THESE TWO MEN WERE GAY! ! ! Living a lie ! ! !
I was dumbfounded. I just backed up, pulled the door shut, and went back upstairs without the wine. I stood in the kitchen, and just kept checking on the food, which was about to be served. Now, I did not know what to do because Father J. told me to make sure that the wine is the first item to be served, even before the soup. How was I supposed to get the wine, without going back to Father HE and his “guest” who clearly was NOT visiting to find out about becoming a priest.
Five minutes went by. The priests were starting to come into the dining room, waiting to be served. Ten minutes went by. I wanted to serve the soup, but without the wine, I didn’t know what I should do. So, I served the warm bread with the special butter, and they started snacking on that. Fifteen minutes… finally Father HE comes up the steps (alone, thank goodness), carrying four bottles of wine. He announced (more like lied) to everyone that he had to assist me with finding this particular bottle, and that is the reason he was coming up from the cellar.
Father HE’s friend was gone. No one ever saw him again. If Father HE provided an explanation, I never knew it.
Two weeks after discovering Father HE’s secret, I got a phone call from Father J., the big cheese/priest in charge. He told me that I was being terminated. When I asked him for a reason, he just kept replying, “We no longer require your services.” I was relieved, because I had a hard time looking at Father HE, not because he was gay, but because he was such a liar, and a very good liar at that.
Father K. sent me a Thanksgiving card and a Christmas Card. I still go to Sunday services there, but I no longer donate any money or give in the offetory basket. Now that I know what booze hounds they are, all of the pretty things they buy, and how much money they REALLY get in, I decided to give my money instead, to a local soup kitchen, where the money truly goes to help the poor (I know, because I volunteer there).
I was shocked about how they live. Not because of the gay friend, I don’t care so much about that. But I was troubled about the large amount of money they receive, and how they abuse it. I thought they were supposed to take vows of poverty?

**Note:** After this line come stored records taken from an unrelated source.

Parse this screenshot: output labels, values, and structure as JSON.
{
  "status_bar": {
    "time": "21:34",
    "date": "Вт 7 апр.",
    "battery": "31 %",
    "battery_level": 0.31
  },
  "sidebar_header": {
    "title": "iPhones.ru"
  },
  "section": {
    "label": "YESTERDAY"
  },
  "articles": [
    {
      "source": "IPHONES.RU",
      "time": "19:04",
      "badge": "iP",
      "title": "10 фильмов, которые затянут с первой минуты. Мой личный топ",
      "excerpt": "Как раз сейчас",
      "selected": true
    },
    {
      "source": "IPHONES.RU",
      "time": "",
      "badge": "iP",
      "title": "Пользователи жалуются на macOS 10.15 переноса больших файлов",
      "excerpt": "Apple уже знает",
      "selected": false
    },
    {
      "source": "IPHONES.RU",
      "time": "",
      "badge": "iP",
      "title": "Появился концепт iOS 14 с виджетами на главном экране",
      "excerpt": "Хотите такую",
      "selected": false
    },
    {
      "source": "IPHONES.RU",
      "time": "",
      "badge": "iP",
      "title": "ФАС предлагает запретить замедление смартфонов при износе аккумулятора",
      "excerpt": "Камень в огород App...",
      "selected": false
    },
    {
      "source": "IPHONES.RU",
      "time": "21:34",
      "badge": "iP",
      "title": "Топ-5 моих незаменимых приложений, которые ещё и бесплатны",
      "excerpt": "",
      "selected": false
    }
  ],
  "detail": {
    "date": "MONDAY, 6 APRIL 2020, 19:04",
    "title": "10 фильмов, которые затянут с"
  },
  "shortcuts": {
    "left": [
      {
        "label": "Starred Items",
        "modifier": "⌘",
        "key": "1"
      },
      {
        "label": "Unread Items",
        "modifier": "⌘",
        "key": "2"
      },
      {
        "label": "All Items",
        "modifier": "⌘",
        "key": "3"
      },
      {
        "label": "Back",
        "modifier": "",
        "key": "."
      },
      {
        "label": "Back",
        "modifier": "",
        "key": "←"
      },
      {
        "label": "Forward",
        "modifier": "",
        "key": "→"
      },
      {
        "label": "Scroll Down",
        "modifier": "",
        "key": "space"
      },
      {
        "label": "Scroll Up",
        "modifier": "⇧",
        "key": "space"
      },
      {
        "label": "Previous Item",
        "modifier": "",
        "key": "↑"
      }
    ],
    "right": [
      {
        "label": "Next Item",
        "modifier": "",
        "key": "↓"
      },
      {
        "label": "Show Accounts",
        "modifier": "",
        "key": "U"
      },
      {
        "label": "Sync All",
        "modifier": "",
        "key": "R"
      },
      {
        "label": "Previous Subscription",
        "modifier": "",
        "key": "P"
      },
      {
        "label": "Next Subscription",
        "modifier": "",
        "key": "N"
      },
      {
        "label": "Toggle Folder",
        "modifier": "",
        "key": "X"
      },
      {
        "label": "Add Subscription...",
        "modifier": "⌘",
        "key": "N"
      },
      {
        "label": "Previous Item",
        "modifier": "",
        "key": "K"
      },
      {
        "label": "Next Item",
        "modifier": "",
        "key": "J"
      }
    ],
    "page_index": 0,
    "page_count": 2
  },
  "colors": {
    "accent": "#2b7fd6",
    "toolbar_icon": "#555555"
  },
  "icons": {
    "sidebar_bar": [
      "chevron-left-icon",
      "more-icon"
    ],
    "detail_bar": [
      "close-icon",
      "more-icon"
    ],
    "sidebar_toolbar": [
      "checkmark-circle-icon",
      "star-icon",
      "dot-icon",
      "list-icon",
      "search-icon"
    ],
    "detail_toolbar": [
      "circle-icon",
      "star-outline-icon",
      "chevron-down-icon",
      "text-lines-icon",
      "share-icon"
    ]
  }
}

You can check out Father Hector’s food auctions if you like. Here is just one of his websites:
This priest finances his own websites, he is not at all shy!